Onwards to Stevenage!
Hot on the heels of the “Business Bootcamp” last month at the Pomegranate Centre, Welwyn Garden City, comes the Stevenage Business Bootcamp!
We will be delivering two training sessions for future Stevenage entrepreneurs from the Black, Asian and Ethnic Minority communities (BAME).
Why a BAME Business Bootcamp?
The two sessions will equip local people with the skills to set and develop a business. The report A “Portrait of modern Britain said “there are higher aspirations to start-up amongst ethnic minority groups, especially Black African (35%) and Black Caribbean (18%) groups (compared with 10% for White British), but ‘conversion’ remains very low.” – it is this issue that the Red Potato Business Bootcamp on the 18th and 20th June, will address.
We will be running some taster sessions at the Stevenage Day on the 12th June. Red Potato will be in the big tent with Herts CDA and Stevenage World Forum – which will be cosy! So if you are in Stevenage, Herts on the 12th June do come and say “hello”!
When it comes to mentoring it can mean very different things to different people: ranging from social befriending through to a strict focus on shared objectives mentoring. Befriending may include things like helping someone to take small steps to overcome a fear of open spaces for example. The warmth, encouragement and support from befriending can be crucial in helping, as sometimes statutory services are more interested in measuring the output of their work and encouraged to maintain a professional distance from “clients”. Other benefits such as building confidence may occur following from those first steps outside the home, but in the case of befriending this isn’t the aim.
In my opinion, strict enterprise mentoring involves working with the client on agreed objectives which are stated and agreed from the start – for instance how to prepare a business for trade sale, or entry to a new market. Any social relationship achieved is incidental to the business objectives. SFEDI (Sector Skills body for Enterprise) says that mentor/mentee relationship should enable the mentee to “develop goals that will have a positive impact on their business enterprise”. There is a clear focus and aim for the mentoring relationship.
In contrast to the business objectives of enterprise mentoring, community mentoring is about helping adults and children develop as individuals, so that they find their true self. To do this the mentor needs to understand their own personal boundaries. Without an understanding of their identity, the mentor can end up confusing the mentee about who is the client!

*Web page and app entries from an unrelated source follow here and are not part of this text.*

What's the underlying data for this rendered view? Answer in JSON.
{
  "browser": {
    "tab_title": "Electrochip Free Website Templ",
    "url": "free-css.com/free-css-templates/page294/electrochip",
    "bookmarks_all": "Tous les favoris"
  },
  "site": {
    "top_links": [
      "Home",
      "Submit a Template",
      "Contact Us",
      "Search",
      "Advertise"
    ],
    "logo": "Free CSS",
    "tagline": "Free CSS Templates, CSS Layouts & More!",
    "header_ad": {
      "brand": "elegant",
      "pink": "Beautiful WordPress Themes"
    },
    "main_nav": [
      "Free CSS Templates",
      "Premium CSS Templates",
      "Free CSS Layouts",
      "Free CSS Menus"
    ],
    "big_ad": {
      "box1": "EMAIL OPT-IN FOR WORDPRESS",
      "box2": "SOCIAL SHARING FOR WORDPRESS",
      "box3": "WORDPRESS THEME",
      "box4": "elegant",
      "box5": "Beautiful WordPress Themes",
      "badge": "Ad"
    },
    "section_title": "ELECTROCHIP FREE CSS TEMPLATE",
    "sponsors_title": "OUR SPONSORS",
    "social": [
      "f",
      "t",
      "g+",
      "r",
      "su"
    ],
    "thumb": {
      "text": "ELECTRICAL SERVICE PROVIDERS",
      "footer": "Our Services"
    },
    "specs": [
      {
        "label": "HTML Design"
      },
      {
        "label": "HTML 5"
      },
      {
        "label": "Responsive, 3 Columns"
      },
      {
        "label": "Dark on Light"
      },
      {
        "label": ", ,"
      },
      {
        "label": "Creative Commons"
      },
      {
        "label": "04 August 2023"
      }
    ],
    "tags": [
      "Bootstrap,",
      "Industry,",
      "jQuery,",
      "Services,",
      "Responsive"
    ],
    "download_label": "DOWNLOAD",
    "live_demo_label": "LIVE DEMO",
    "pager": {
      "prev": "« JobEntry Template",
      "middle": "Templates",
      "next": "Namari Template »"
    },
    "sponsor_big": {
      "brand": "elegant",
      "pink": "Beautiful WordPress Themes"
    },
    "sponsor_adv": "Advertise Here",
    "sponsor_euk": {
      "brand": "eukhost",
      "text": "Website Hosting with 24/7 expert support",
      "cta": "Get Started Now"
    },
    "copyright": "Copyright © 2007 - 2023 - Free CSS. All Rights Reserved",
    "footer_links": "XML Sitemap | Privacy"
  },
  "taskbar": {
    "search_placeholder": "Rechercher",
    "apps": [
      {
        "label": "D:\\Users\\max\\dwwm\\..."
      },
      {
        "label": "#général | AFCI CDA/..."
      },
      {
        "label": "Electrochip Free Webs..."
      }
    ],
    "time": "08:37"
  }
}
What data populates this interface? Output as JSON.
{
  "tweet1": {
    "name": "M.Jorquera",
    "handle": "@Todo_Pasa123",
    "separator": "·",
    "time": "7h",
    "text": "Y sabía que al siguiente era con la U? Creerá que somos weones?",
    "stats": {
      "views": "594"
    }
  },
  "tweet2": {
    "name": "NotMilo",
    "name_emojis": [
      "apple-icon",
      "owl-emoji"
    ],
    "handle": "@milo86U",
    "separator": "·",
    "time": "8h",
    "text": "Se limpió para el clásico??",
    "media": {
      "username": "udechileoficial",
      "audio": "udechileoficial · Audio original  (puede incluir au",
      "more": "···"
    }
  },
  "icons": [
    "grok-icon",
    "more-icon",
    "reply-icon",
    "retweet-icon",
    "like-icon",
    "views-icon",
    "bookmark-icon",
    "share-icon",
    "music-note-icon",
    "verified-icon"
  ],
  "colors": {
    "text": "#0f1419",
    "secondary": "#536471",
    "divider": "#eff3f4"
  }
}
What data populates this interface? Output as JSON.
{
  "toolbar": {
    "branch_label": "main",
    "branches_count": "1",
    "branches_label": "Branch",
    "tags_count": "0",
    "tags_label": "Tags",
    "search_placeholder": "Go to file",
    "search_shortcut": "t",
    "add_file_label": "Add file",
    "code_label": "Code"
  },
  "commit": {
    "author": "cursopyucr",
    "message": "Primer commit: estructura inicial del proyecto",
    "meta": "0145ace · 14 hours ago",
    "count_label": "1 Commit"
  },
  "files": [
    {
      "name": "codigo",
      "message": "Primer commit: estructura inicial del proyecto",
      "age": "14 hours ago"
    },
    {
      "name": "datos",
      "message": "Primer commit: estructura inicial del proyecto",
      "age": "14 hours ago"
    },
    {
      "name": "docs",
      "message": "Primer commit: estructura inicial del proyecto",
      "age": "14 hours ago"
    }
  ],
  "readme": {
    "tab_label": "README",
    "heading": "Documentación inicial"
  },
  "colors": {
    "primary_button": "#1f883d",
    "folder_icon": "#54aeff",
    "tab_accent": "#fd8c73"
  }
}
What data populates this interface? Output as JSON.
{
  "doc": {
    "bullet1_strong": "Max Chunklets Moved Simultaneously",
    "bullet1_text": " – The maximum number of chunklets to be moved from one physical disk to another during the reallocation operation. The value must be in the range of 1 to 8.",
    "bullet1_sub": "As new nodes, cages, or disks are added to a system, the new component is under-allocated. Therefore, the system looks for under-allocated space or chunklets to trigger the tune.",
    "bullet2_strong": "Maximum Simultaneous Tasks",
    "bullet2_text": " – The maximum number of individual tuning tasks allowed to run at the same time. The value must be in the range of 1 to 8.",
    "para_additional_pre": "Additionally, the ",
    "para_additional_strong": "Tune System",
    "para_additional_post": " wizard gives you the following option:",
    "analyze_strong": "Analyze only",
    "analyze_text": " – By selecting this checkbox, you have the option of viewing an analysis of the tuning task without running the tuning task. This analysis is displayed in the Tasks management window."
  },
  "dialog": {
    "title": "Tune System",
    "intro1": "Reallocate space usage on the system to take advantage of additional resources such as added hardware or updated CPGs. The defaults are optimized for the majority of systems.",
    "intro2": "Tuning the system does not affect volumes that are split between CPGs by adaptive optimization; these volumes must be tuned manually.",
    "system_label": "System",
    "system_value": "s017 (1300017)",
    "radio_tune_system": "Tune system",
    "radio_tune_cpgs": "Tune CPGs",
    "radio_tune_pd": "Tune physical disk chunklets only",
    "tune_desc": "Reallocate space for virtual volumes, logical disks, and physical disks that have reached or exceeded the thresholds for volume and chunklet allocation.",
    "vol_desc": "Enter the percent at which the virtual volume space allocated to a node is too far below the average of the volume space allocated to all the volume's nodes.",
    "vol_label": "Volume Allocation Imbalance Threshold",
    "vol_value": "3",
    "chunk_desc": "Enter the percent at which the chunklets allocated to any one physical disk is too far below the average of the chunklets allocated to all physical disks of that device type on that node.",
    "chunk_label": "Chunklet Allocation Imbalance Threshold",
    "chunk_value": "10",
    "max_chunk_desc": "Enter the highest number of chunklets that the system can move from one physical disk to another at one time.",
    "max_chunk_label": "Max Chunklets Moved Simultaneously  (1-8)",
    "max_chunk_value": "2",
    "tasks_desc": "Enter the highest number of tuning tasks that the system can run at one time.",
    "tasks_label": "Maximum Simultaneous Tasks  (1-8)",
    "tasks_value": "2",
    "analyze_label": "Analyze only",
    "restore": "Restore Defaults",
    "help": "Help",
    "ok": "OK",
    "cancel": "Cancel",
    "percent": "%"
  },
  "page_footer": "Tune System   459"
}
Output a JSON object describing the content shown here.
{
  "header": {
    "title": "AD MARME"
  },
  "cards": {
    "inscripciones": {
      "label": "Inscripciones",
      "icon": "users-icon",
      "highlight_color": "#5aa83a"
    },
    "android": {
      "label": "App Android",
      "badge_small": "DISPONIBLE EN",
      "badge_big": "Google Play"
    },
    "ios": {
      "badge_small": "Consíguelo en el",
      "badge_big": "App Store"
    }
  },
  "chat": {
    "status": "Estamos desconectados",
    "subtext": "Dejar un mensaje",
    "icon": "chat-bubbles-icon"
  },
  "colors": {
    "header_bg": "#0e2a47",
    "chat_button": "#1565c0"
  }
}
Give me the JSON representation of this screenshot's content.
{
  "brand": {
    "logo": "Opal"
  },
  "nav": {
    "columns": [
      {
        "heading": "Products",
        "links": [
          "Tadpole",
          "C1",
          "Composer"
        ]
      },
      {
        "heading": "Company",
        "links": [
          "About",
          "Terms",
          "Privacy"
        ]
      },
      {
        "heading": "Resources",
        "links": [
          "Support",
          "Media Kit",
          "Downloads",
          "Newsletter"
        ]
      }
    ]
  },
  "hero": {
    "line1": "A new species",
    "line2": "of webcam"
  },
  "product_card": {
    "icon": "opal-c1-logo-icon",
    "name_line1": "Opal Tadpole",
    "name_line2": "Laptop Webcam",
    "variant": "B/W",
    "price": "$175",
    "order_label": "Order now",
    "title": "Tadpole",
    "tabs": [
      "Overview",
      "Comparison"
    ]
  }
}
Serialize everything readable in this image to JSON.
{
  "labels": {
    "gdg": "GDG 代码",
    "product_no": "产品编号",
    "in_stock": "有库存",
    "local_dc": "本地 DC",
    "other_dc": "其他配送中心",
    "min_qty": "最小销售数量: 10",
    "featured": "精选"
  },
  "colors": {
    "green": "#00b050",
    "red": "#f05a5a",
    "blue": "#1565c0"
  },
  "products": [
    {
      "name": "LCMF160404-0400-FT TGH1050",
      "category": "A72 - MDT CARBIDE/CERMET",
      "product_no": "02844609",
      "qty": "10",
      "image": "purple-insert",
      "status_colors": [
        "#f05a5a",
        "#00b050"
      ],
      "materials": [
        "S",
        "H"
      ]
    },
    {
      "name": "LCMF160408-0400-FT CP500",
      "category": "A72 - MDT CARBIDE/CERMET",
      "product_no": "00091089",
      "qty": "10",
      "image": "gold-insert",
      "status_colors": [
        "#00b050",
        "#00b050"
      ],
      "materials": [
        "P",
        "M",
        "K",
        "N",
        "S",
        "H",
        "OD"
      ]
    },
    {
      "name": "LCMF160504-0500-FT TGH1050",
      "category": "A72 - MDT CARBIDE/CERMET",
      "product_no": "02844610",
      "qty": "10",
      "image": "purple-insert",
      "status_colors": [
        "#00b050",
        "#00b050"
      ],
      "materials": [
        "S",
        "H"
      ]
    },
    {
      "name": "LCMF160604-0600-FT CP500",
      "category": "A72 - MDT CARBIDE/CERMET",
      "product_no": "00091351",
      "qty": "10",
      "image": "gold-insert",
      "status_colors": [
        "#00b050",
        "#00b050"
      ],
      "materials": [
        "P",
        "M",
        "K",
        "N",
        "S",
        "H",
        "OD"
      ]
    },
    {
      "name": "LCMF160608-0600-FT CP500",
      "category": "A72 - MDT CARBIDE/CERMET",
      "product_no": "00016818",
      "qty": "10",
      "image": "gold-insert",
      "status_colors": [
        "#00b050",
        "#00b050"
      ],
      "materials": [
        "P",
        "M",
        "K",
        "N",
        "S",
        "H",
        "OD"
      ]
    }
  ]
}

So having established the differences between enterprise and community mentoring, I’m now going to say in many ways they are also very similar. For instance building a relationship based on equality, openness and trust is common to all types of mentoring. Perhaps less obvious though is the possibility that those same troubled young people could with the right form of guidance and mentoring go onto to set up and run the next generation of enterprises. Even if you ignore the other reasons to get mentoring, the powerful impact of mentoring on life chances and entrepreneurialism, should be a strong motivator for business people to get mentoring.
I am not an expert on the voluntary sector and don’t pretend to be.
But clearly the sector is in the process of massive changes. The NCVO published a best practice guide for local authorities and the voluntary and community sector. At a time when the prospects for the voluntary sector are “shrink, merge or go bust” it is all the more important that public sector organisations recognise the value of the voluntary sector and also the pressures that the voluntary sector are facing.
Adherence to the CLG guidance on community right to challenge and giving the volutary sector a fair deal when imposing cuts is only part of the answer. Having a genuine, authentic discussion with the voluntary sector is what is needed, not megaphone diplomacy.